• [Task statement] For this exercise, restate the data below with no change at all.
***** Given records
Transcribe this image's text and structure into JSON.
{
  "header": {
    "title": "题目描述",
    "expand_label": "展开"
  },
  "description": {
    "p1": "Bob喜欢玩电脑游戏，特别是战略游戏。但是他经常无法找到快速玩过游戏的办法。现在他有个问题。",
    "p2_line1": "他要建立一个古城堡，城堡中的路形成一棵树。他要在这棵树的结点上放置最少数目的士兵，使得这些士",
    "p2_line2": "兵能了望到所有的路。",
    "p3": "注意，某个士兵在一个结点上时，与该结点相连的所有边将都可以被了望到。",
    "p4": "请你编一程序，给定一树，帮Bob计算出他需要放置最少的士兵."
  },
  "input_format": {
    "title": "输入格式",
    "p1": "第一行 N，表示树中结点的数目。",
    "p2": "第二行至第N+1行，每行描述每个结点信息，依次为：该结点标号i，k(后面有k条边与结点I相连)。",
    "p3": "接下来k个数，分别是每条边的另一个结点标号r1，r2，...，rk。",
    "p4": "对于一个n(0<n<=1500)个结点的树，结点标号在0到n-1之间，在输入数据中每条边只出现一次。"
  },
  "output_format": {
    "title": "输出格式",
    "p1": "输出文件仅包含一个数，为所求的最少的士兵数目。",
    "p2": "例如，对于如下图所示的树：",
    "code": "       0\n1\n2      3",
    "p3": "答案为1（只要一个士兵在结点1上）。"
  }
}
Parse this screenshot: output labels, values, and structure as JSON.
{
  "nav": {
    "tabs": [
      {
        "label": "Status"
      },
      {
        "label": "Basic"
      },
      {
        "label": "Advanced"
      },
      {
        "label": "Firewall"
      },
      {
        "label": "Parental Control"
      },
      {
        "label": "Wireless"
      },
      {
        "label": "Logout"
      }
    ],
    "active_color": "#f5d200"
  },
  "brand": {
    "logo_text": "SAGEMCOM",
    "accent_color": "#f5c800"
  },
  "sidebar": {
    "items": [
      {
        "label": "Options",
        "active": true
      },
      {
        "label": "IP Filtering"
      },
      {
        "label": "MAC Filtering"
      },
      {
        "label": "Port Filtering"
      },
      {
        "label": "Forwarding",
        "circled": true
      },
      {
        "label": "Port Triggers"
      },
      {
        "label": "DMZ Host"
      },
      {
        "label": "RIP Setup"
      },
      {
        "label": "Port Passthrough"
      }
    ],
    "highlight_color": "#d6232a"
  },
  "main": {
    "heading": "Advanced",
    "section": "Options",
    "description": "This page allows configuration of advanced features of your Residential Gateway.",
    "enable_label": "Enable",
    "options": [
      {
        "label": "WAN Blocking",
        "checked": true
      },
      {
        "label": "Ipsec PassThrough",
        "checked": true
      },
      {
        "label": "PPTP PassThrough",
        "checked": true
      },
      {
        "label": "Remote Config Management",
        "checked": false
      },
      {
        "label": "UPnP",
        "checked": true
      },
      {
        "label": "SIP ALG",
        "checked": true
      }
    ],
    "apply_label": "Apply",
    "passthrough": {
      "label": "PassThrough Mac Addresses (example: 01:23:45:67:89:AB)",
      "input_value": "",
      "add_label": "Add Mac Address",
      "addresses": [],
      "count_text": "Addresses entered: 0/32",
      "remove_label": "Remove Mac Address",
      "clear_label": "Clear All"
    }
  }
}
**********
• [Answer box]
Transcribe this image's text and structure into JSON.
{
  "header": {
    "title": "题目描述",
    "expand_label": "展开"
  },
  "description": {
    "p1": "Bob喜欢玩电脑游戏，特别是战略游戏。但是他经常无法找到快速玩过游戏的办法。现在他有个问题。",
    "p2_line1": "他要建立一个古城堡，城堡中的路形成一棵树。他要在这棵树的结点上放置最少数目的士兵，使得这些士",
    "p2_line2": "兵能了望到所有的路。",
    "p3": "注意，某个士兵在一个结点上时，与该结点相连的所有边将都可以被了望到。",
    "p4": "请你编一程序，给定一树，帮Bob计算出他需要放置最少的士兵."
  },
  "input_format": {
    "title": "输入格式",
    "p1": "第一行 N，表示树中结点的数目。",
    "p2": "第二行至第N+1行，每行描述每个结点信息，依次为：该结点标号i，k(后面有k条边与结点I相连)。",
    "p3": "接下来k个数，分别是每条边的另一个结点标号r1，r2，...，rk。",
    "p4": "对于一个n(0<n<=1500)个结点的树，结点标号在0到n-1之间，在输入数据中每条边只出现一次。"
  },
  "output_format": {
    "title": "输出格式",
    "p1": "输出文件仅包含一个数，为所求的最少的士兵数目。",
    "p2": "例如，对于如下图所示的树：",
    "code": "       0\n1\n2      3",
    "p3": "答案为1（只要一个士兵在结点1上）。"
  }
}
Parse this screenshot: output labels, values, and structure as JSON.
{
  "nav": {
    "tabs": [
      {
        "label": "Status"
      },
      {
        "label": "Basic"
      },
      {
        "label": "Advanced"
      },
      {
        "label": "Firewall"
      },
      {
        "label": "Parental Control"
      },
      {
        "label": "Wireless"
      },
      {
        "label": "Logout"
      }
    ],
    "active_color": "#f5d200"
  },
  "brand": {
    "logo_text": "SAGEMCOM",
    "accent_color": "#f5c800"
  },
  "sidebar": {
    "items": [
      {
        "label": "Options",
        "active": true
      },
      {
        "label": "IP Filtering"
      },
      {
        "label": "MAC Filtering"
      },
      {
        "label": "Port Filtering"
      },
      {
        "label": "Forwarding",
        "circled": true
      },
      {
        "label": "Port Triggers"
      },
      {
        "label": "DMZ Host"
      },
      {
        "label": "RIP Setup"
      },
      {
        "label": "Port Passthrough"
      }
    ],
    "highlight_color": "#d6232a"
  },
  "main": {
    "heading": "Advanced",
    "section": "Options",
    "description": "This page allows configuration of advanced features of your Residential Gateway.",
    "enable_label": "Enable",
    "options": [
      {
        "label": "WAN Blocking",
        "checked": true
      },
      {
        "label": "Ipsec PassThrough",
        "checked": true
      },
      {
        "label": "PPTP PassThrough",
        "checked": true
      },
      {
        "label": "Remote Config Management",
        "checked": false
      },
      {
        "label": "UPnP",
        "checked": true
      },
      {
        "label": "SIP ALG",
        "checked": true
      }
    ],
    "apply_label": "Apply",
    "passthrough": {
      "label": "PassThrough Mac Addresses (example: 01:23:45:67:89:AB)",
      "input_value": "",
      "add_label": "Add Mac Address",
      "addresses": [],
      "count_text": "Addresses entered: 0/32",
      "remove_label": "Remove Mac Address",
      "clear_label": "Clear All"
    }
  }
}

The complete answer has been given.